A bill was recently passed in Nevada requiring the Nevada Gaming Commission to have rules and regulations in place by January 2012 for online gambling. As such, regulators from Nevada have recently drafted some new rules pertaining to online poker. This makes them closer to being ready for legalization and regulation if that should happen in the near future.
It has been determined that Nevada will treat legal poker sites the same way as brick-and-mortar casinos when it comes to monitoring their operations. This will ensure that people playing online will enjoy the same level of care and scrutiny as those playing in casinos. Even online sites partnered with casinos will be required to undergo the same processes.
Legal poker sites will be taxed in the same way as brick-and-mortar casinos in Nevada.
Sites will also have strict rules requiring them to keep exact hand histories of every hand played on file for a minimum of five years. crypto gambling These hand histories must include all players involved, all wagering that took place, and more.
These are rules for poker only, a game in which people play against others like themselves rather than against the house.
Internet Poker Trial in Washinton D.C.
If you live in Washington D.C., you will legally be allowed to play online poker in select areas starting September 1st.
A trial run for Internet poker was proposed by the city budget back in April of this year. The popular opinion was that Congress would block the proposal, but they didn’t. As such, the trial has been scheduled to start this Thursday in select locations.
The games will only be permitted in 20 to 30 locations within the city’s borders. These locations mostly consist of hotels and bars.

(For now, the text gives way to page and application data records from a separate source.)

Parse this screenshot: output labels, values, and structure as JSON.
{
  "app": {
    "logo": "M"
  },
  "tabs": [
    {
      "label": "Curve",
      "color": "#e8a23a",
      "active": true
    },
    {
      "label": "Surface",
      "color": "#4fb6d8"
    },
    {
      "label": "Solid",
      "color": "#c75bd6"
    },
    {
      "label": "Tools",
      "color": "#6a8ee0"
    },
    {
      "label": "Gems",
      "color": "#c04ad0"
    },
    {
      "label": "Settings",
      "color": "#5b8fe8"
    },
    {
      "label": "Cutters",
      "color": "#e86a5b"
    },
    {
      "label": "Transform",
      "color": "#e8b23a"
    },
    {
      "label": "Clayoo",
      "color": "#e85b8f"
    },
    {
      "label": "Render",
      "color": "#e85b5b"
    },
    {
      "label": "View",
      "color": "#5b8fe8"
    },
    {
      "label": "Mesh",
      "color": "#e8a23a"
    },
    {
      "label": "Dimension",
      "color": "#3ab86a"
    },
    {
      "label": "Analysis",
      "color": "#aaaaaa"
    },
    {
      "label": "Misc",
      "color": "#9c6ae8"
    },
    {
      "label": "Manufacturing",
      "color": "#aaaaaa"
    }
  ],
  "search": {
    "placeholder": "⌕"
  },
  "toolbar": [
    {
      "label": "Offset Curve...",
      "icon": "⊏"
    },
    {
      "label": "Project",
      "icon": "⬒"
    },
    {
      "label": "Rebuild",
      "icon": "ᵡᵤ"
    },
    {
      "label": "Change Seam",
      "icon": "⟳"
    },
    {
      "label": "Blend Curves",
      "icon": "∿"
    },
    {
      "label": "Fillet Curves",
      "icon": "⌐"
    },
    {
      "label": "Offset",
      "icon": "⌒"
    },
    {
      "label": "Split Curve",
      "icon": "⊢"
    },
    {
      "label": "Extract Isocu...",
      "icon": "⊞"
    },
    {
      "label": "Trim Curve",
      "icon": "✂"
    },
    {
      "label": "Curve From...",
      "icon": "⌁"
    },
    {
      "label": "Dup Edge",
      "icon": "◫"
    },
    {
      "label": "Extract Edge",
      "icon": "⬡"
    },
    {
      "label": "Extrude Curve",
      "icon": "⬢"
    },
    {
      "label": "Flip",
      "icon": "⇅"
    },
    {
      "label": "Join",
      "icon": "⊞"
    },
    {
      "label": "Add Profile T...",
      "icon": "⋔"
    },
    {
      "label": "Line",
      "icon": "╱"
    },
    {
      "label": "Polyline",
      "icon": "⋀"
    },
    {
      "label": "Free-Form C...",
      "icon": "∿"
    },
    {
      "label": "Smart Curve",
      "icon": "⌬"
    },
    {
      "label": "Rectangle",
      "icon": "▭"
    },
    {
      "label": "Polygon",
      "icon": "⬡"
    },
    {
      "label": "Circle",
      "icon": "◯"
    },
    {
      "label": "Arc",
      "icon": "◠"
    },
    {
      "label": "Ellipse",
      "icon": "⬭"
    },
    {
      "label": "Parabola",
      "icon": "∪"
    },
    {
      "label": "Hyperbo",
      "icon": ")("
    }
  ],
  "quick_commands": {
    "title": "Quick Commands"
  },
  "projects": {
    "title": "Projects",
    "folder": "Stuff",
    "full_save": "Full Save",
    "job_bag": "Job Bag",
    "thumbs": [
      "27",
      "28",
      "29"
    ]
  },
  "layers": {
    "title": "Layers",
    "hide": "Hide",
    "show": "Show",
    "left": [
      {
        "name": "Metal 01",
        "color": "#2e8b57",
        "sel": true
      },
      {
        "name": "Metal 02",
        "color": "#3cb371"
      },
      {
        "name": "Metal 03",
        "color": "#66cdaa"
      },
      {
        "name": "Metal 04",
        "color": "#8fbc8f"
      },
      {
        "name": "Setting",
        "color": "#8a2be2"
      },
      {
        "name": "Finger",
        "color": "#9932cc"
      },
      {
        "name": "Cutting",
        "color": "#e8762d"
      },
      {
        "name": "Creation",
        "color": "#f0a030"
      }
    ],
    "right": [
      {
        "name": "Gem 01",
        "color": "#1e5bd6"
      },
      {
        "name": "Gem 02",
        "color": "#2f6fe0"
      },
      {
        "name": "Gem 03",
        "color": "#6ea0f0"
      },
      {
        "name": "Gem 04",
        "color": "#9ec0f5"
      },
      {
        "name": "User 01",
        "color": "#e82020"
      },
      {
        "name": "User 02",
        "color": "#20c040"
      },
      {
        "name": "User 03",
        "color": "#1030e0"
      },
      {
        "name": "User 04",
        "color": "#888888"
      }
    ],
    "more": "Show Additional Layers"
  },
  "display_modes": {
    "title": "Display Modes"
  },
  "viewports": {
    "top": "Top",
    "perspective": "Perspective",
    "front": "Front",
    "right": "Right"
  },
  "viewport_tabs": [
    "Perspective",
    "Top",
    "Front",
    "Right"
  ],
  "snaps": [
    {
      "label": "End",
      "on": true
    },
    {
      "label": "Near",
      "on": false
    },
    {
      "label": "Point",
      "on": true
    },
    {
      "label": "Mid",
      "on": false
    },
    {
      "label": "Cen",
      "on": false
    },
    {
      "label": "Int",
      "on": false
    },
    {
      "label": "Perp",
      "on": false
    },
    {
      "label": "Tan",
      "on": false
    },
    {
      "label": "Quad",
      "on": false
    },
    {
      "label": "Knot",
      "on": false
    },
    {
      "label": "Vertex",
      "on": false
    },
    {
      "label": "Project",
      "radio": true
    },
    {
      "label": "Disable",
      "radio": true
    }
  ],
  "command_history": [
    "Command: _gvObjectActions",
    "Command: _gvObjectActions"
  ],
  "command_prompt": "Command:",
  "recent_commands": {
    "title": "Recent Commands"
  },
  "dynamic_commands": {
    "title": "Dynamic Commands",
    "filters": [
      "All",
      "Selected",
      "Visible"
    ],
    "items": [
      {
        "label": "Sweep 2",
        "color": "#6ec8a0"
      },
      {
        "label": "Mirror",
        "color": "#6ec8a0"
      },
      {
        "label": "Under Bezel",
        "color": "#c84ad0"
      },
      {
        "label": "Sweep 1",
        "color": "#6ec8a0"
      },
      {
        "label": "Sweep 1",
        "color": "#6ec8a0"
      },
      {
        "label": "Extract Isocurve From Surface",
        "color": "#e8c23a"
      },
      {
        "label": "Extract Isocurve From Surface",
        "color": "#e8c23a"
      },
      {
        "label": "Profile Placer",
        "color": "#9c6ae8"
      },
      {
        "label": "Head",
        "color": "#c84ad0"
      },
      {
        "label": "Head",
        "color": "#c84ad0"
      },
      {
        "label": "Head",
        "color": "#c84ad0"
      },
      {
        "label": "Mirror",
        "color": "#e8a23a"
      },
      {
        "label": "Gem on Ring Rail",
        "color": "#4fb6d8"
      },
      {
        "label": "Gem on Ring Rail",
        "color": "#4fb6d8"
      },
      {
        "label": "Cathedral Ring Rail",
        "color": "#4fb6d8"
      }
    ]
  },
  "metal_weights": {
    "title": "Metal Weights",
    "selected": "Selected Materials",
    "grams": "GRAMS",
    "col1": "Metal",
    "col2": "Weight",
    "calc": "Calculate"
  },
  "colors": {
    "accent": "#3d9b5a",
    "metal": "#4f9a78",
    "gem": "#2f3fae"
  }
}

The regulated poker sites will keep half of the rake collected at the tables, and the city will keep the other half. Anyone that wins over $600 will be required to pay local taxes to the city.
The word is that if everything goes well with the trial, this regulated service could be available to all members of the D.C. population by the end of 2011.
New Jersey Senator Raymond Lesniak has reintroduced a new version of his popular bill which would legalize online casinos and poker clients in the Garden State.
Lesniak’s original proposal was vetoed a few months ago by state governor Chris Christie, who stated that he would be open to a resubmission of an in internet gaming law. The problem with the first attempt, the governor stated, was in the structure and wording.
“In my view,” Christie said following the veto, “the creation of a legal fiction deeming all wagers to have ‘originated’ in Atlantic City cannot overcome the clear and unambiguous language of the State Constitution… The expansion of gambling in New Jersey has been slow and cautious.”
Now, things are looking a bit different for his state. The horse racing industry, which has proved to be a major source of tax revenue in the past, has fallen on hard times in recent months. New Jersey’s largest horse breeding farm has closed, signifying a major shift in the state’s economic picture.
“I hope [Governor Christie] cares enough about Atlantic City,” said Lesniak, “about hundreds of millions of dollars of revenue, about hundreds of thousands of jobs. We can be the Mecca, if you will; the Silicon Valley for Internet gaming when it spreads, as it will, across the nation and internationally.”
With all of the optimism surrounding New Jersey’s initial foray into online gaming legislation, the momentum behind their second push should be monumental.